“These days, everyone knows someone,” Masterson said. “You know someone somewhere through some sort of connection, so it makes it a little easier to get connected.”
Still, the adjustment process continues long after the rumors stop. But that doesn’t mean all players dislike the trade deadline drama. McDonald, for one, doesn't mind it.
“No, because it’s fun,” he said. “You don’t get to play [pro baseball] for very long. You need to embrace all parts of [being an MLB player].”
5:29pm: ESPN's Peter Gammons echoes Heyman's report, and adds that Josh Reddick is the positional prospect that would have gone to Toronto.
MONDAY, 3:01pm: So what did the Red Sox actually offer for Halladay? SI's Jon Heyman heard Buchholz, Masterson, Bowden, Hagadone, and a positional prospect. Should Ricciardi have pulled the trigger on this 5-for-1 blockbuster?
SUNDAY, 1:12pm: Amalie Benjamin of the Boston Globe reports that Epstein has denied the rumors. When asked if there was any truth to the rumored offer for Halladay, Epstein responded with a simple "Nope."
10:14am: Last month, Theo Epstein said Boston aggressively pursued Roy Halladay at the deadline and that their final offer was "probably the best offer [J.P. Ricciardi] received." According to Bob Elliott of the Toronto Sun, that may have been a 6-for-1 offer of Clay Buchholz, Justin Masterson, Daniel Bard, Michael Bowden, Felix Doubront, and Nick Hagadone.
One National League scout is quoted having "zero idea why they didn't take the Boston offer." Elliott cites a Toronto scout who says the Jays didn't take the offer for two reasons: 1) They weren't confident Masterson would succeed as a starter, and 2) they were afraid of Halladay beating them in 2010.
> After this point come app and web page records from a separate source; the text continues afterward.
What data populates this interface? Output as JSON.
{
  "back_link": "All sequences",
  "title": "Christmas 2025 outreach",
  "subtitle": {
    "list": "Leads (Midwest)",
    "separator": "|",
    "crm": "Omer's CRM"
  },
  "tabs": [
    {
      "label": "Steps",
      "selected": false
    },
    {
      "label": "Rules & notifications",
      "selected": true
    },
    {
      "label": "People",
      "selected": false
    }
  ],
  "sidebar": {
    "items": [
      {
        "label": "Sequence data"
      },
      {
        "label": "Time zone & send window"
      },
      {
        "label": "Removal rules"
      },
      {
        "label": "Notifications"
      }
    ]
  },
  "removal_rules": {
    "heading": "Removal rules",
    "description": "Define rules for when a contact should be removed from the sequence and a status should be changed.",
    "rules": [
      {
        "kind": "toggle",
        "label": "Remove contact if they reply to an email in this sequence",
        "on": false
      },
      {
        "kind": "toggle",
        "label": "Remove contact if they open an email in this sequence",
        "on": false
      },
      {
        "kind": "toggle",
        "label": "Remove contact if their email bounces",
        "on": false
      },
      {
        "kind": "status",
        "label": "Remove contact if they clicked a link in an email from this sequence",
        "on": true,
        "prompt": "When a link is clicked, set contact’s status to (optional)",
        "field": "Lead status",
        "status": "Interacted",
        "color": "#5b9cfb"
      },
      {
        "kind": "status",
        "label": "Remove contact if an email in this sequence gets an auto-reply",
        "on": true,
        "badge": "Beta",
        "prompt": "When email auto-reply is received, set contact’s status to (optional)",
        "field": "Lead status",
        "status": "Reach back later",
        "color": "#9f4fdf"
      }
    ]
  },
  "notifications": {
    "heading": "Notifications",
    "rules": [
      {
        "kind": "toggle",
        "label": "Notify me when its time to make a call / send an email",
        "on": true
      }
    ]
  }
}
The same scout is quoted, "We don't have a quality arm like Halladay," said the scout, "but I've seen four of those (Red Sox) arms and they're quality. Hit on three of six and you'd be fertile for a long time."
What do you think? Does this seem uncharacteristic of Theo Epstein?
Jon Heyman of SI.com says the Red Sox are "thought to have offered a five-prospect package of [Clay] Buchholz, Michael Bowden, Justin Masterson, Nick Hagadone and a position player" for Roy Halladay. The club apparently offered the Mariners an even better deal for Felix Hernandez. Here are the rest of Heyman's rumors:
- The Brewers offered nothing more than salary relief for Doug Davis, so the D'Backs held on.
- There's a decent chance the Blue Jays will find a new GM. As one exec points out, no one gets to rebuild twice without making the playoffs.
- The Rangers gave up on Vicente Padilla because they consider him a bad teammate.
Ken Rosenthal of FoxSports.com has a new Full Count video up. Let's dive in...
- Whatever the Blue Jays do with Alex Rios will tell us everything we need to know about the team's financial state and their opinion of Rios. Toronto could shed more than $60MM in obligation by letting the claiming team have him.
- Some executives believe Rios still has some trade value, and if the Jays wait until the offseason they'd be able to negotiate with all 29 other clubs. The problem is that the free agent market will again be flooded with outfielders.
- Free agent southpaw Mark Mulder could be throwing for teams within 7-10 days. Mulder is working with Rick Peterson, his former pitching coach, in New Jersey this weekend, The pair recently corrected a "minor mechanical flaw," and Peterson told Mulder's agent Greg Clifton that he was shocked the pitcher was in such good shape.
- Teams are looking at Mulder for September, with the Yankees, Brewers, Dodgers and Rangers are among the cubs that have expressed interest. Just as a reminder, if Mulder joins a big league team after August 31st, he would be ineligible for the playoff roster.
- Forget about all that talk from Phillies GM Ruben Amaro Jr. about going with a six-man rotation, Jamie Moyer will "almost certainly" head to the bullpen once Pedro Martinez is ready. The team just hasn't figured out how to break the news yet.
- Justin Masterson was throwing 93-97 in his first appearance with Cleveland, causing some club officials to wonder if he should be a closer down the line. Short term, the Indians need him in the rotation and he has the everything needed to become a third or fourth starter.